  • New technology — Having the latest and greatest equipment is one way that doctors and hospitals compete for patients.

  • Prescription drugs — The cost to develop new drugs is staggering. Direct-to-consumer advertising has created an expanding market for these drugs.

Why can’t we gain more control over trend?

During the last 10 years, economic inflation has averaged a manageable 3 percent per year. But health care cost trend has averaged 12 percent per year. One reason for the double-digit inflation of health care cost is that when purchasing medical services, consumers do so without the same discern as for all other purchases of goods and services. While we may receive health care services that cost hundreds or even thousands of dollars, we may pay nothing or a small co-pay or deductible for these services. The consumer literally has no idea of the actual health care cost. There is little incentive for consumers to care what services cost or to consider an alternative service that may be less expensive or even have a better outcome.

How can employers solve rising trends?

Although no single employer is going to lower trend for an insurance company, there are still several things that employers can do to support an overall longer-term solution and, at the same time, lower premiums for themselves.

One, affiliate with an association, insurance company and broker that strongly encourages and supports wellness, and then get your employees involved. Two, consider offering high-deductible health plans so employees and their providers consider cost when looking at treatment alternatives.

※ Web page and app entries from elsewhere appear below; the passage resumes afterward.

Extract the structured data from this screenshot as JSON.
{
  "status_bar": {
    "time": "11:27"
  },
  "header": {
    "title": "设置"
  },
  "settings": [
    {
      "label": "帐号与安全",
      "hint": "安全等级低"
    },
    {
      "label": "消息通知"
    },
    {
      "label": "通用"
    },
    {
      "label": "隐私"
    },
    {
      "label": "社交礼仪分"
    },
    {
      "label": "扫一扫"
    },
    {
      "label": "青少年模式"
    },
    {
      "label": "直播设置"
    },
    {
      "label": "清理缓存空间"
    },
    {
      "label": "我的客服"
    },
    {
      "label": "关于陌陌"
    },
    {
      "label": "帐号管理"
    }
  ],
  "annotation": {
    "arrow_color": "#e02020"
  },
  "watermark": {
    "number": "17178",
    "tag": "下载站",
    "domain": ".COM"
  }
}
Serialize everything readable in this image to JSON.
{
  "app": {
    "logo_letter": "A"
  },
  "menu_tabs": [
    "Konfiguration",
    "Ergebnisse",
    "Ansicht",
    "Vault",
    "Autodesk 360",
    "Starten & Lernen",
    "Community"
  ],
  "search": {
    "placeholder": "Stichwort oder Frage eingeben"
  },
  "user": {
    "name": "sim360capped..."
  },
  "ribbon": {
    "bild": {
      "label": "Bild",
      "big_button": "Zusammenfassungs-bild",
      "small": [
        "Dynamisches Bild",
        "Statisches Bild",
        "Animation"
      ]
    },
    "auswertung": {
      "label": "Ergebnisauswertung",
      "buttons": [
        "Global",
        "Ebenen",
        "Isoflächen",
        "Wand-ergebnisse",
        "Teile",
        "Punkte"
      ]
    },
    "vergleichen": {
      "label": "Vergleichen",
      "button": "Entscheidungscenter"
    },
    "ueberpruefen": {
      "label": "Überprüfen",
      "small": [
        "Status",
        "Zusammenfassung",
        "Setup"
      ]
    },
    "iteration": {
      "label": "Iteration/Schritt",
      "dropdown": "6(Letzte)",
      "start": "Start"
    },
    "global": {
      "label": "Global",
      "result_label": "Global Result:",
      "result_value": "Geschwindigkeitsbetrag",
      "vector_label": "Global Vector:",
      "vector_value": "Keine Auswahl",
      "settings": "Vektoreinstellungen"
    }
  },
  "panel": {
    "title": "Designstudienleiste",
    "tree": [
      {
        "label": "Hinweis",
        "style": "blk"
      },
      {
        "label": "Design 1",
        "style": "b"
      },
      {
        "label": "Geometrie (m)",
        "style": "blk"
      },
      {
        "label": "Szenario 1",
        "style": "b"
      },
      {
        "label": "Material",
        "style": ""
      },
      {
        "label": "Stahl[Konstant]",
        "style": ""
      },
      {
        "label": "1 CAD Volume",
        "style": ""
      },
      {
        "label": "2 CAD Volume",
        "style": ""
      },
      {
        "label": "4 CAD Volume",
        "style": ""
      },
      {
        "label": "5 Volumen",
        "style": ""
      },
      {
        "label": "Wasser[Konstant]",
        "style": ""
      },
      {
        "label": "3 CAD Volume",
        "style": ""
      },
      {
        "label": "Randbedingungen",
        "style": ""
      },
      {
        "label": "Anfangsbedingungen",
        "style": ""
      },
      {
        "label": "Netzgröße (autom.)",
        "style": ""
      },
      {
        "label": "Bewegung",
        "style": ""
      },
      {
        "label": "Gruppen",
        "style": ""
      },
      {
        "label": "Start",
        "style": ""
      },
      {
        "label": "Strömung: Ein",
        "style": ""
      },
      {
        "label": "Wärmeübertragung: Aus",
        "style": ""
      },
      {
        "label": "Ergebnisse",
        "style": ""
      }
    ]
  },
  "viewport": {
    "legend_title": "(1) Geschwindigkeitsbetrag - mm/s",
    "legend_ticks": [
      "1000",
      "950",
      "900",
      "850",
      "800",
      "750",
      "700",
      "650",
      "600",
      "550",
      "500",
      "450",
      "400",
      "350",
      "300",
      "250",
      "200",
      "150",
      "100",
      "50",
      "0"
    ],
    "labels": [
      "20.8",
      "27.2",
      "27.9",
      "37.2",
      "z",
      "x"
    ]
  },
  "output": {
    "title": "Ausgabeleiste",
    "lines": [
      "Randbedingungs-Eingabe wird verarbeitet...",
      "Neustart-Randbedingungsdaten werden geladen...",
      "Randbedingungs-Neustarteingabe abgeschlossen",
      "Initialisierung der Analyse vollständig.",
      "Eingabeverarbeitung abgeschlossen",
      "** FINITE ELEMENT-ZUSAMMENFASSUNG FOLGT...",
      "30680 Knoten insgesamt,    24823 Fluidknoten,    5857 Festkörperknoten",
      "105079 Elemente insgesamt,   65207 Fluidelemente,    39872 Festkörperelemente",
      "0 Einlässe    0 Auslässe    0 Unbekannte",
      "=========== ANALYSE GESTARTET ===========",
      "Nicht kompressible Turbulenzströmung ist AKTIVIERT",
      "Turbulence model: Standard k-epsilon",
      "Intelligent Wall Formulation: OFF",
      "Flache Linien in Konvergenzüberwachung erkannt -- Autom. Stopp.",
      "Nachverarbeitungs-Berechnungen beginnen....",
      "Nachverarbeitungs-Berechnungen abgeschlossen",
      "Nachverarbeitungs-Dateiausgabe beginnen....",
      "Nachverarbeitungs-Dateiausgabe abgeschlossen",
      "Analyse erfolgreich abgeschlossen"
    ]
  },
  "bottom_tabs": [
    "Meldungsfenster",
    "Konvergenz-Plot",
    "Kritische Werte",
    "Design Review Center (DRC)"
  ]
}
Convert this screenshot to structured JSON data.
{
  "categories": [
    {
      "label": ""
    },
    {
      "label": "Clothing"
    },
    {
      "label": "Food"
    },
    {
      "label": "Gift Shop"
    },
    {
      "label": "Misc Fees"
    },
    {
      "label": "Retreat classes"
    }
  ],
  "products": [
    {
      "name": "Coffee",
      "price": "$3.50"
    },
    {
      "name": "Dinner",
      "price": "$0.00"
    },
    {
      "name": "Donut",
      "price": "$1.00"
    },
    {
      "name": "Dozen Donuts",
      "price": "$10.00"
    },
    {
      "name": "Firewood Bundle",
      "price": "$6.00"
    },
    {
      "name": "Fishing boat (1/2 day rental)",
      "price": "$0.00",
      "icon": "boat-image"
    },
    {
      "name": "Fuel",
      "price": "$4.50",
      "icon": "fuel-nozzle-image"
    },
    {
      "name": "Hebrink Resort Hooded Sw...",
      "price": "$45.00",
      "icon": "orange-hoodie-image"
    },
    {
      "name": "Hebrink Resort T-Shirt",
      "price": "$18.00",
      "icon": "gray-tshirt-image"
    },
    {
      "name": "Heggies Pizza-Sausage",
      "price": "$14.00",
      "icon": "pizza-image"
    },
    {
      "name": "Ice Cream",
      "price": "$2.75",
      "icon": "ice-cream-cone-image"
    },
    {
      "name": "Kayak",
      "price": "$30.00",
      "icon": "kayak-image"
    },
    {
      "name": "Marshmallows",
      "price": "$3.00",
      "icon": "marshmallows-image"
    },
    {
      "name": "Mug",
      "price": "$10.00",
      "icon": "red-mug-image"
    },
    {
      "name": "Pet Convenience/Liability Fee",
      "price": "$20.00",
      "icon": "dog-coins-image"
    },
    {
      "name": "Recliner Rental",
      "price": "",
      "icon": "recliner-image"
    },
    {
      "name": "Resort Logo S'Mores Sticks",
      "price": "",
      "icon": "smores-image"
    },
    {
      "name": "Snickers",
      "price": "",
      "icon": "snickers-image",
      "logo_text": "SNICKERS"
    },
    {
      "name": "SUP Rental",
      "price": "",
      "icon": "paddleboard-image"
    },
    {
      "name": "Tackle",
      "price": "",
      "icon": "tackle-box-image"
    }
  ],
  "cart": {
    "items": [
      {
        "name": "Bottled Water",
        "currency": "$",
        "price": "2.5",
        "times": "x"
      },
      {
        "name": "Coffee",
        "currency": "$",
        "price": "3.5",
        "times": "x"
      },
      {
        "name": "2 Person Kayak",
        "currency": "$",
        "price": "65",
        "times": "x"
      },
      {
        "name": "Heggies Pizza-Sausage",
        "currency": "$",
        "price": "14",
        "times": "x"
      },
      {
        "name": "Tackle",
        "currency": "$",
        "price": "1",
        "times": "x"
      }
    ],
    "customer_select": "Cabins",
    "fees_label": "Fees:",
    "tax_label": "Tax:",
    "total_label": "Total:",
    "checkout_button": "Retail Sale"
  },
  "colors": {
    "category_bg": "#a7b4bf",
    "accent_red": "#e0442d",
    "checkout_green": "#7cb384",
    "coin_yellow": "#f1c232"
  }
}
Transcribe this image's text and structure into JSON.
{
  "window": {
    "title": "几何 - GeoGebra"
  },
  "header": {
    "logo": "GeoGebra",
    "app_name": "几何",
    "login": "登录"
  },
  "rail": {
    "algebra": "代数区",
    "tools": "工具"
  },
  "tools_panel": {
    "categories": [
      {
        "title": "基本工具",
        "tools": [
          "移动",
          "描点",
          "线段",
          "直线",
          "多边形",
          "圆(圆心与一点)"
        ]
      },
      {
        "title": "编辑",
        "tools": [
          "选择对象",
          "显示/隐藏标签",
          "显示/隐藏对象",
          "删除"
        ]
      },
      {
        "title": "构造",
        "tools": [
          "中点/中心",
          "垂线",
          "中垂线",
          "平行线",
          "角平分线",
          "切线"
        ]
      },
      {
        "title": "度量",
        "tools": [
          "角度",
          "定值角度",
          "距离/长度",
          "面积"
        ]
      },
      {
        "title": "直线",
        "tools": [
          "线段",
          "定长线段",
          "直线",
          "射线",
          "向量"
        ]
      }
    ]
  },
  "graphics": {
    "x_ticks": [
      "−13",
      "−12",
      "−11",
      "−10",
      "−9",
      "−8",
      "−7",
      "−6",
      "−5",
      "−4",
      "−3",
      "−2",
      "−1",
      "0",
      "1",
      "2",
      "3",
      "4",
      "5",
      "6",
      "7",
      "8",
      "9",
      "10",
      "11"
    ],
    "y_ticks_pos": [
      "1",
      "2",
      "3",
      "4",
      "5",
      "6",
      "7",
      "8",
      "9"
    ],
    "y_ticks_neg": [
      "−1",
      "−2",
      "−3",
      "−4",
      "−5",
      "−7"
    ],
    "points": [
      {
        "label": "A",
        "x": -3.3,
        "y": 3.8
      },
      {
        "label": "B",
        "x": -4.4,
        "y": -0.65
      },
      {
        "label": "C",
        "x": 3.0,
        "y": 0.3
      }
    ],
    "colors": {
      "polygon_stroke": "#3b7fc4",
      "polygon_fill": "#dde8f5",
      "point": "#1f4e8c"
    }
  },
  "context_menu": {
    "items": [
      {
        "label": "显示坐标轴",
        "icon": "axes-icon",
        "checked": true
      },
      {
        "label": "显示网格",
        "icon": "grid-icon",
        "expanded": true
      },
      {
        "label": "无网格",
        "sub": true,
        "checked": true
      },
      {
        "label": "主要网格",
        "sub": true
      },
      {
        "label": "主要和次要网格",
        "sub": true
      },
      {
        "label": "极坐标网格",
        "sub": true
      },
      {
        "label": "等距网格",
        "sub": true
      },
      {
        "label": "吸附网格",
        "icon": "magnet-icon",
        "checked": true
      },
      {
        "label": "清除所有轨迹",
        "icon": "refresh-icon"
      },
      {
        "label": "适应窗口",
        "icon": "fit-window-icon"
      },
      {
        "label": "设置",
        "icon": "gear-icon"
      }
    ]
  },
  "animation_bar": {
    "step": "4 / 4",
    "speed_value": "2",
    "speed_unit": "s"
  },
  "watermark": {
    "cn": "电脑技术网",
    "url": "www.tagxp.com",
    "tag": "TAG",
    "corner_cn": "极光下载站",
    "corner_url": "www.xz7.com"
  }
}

And, three, provide employees with access to data that is currently available regarding cost and quality so that they can make informed decisions.

If more employers can get their employees and their covered dependents to be discerning and educated consumers, then we have a better opportunity to positively impact some of the factors that contribute to trend and rising health care costs.

DAVE CHIAPPINO is a sales executive with JRG Advisors, the management company for ChamberChoice. Reach him at (412) 456-7015 or